In No Man's Land: A Young Soldier's Story, Susan Bartoletti introduces us to Thrasher Magee, a boy on the brink of manhood. His very name describes the way he lives his life. Nothing comes easy for Thrasher. In his chores and in his relationships, he plods along -- always doubting his abilities, always feeling inadequate. After a particularly painful episode with his father, Thrasher feels the only way to redeem himself is to join the Confederate Army and prove that he is a man.
Bartoletti weaves fact and fiction, so that Thrasher's coming-of-age story is really a chronicle of the thousands of boys like him, North and South. Thrasher and his mess mates tell the story of all the boys who fought. Thrasher yearns to prove himself to be a man. Baylor longs for adventure and excitement. Wade joins to protect his home and family. Goodloe serves because it is the right thing to do. And Tim, whose true story is revealed to us only in the end, takes up the cause of the right of self-determination.
We follow the Okefinokee Rifles as they train for the glory of battle with the optimism of the young. And through their eyes we become a silent member of their company. We feel their spirits rise and fall as they await their baptism by fire. We enjoy the hijinks and comradery of camp life. We experience the tedium of picket guard duty. We trudge through the mud and the dust in seemingly endless marches. We feel the anger that the horrors of war engender in those who live it and the satisfaction that one feels in duty well done. We see the boys grow and change.
And in the book's most moving scene, we see the boys meet the enemy off the field of battle, banding together in an act of mercy. And in that act of mercy, the boys and we begin to understand a sobering fact. In other circumstances, those whom we see as enemies could be friends.
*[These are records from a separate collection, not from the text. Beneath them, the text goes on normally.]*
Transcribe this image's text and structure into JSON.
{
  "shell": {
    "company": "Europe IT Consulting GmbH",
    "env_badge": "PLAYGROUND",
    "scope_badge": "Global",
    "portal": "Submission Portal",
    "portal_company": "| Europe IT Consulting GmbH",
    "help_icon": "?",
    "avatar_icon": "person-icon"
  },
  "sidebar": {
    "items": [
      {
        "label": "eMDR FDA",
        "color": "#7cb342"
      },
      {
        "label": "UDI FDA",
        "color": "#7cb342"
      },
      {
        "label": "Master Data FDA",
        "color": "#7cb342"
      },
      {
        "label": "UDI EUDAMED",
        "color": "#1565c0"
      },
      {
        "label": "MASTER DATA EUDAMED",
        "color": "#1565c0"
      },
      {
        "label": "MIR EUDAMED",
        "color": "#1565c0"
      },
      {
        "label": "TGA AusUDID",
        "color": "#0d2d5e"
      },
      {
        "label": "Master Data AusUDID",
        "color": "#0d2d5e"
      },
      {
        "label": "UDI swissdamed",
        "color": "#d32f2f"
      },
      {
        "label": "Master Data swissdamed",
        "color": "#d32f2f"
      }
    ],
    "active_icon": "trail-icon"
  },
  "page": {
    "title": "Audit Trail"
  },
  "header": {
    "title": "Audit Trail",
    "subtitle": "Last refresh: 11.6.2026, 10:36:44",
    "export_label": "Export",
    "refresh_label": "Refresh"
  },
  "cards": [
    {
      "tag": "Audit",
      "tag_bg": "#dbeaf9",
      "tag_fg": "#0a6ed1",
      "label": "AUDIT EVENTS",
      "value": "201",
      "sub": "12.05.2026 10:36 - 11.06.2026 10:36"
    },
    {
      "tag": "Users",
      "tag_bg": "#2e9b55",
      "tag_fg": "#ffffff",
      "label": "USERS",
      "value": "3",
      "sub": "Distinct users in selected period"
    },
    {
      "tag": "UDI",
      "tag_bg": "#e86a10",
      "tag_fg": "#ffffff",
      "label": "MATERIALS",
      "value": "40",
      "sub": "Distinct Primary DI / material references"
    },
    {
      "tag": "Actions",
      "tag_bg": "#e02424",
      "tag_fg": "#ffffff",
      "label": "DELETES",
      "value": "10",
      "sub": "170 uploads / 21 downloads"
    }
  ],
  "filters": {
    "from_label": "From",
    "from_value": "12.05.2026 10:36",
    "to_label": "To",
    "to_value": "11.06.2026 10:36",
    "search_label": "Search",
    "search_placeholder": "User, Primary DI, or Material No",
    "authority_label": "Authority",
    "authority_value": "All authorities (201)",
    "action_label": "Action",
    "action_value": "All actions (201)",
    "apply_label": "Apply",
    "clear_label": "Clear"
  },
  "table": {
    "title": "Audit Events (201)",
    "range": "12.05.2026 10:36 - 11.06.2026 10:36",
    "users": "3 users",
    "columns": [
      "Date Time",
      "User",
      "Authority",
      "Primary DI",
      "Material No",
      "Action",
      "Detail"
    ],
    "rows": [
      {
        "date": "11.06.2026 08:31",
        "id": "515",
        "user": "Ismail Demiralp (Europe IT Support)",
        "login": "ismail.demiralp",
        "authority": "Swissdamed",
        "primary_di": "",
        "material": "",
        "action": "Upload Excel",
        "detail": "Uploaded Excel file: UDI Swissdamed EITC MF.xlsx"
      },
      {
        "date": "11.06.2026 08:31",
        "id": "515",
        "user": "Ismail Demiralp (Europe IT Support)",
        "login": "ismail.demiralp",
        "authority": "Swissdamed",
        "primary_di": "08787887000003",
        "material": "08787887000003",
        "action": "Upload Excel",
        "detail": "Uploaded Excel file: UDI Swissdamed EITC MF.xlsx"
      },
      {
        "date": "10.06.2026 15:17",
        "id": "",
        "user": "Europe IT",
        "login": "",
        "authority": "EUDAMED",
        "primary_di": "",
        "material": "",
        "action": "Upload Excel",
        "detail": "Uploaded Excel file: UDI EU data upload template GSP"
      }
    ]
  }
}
In the end, Thrasher and his mess mates "see the elephant" and are forever changed. The lessons they learn are timeless: the value of family and friendship, the power of the human spirit, and the importance of duty and honor. In No Man's Land, Susan Bartoletti presents us with these immutable human truths and helps us to see the Civil War through the microcosm of the Okefinokee Rifles. a
Meg Galante-DeAngelis of the University of Connecticut School of Family Studies has done historical research on the lives of children and families during the Civil War.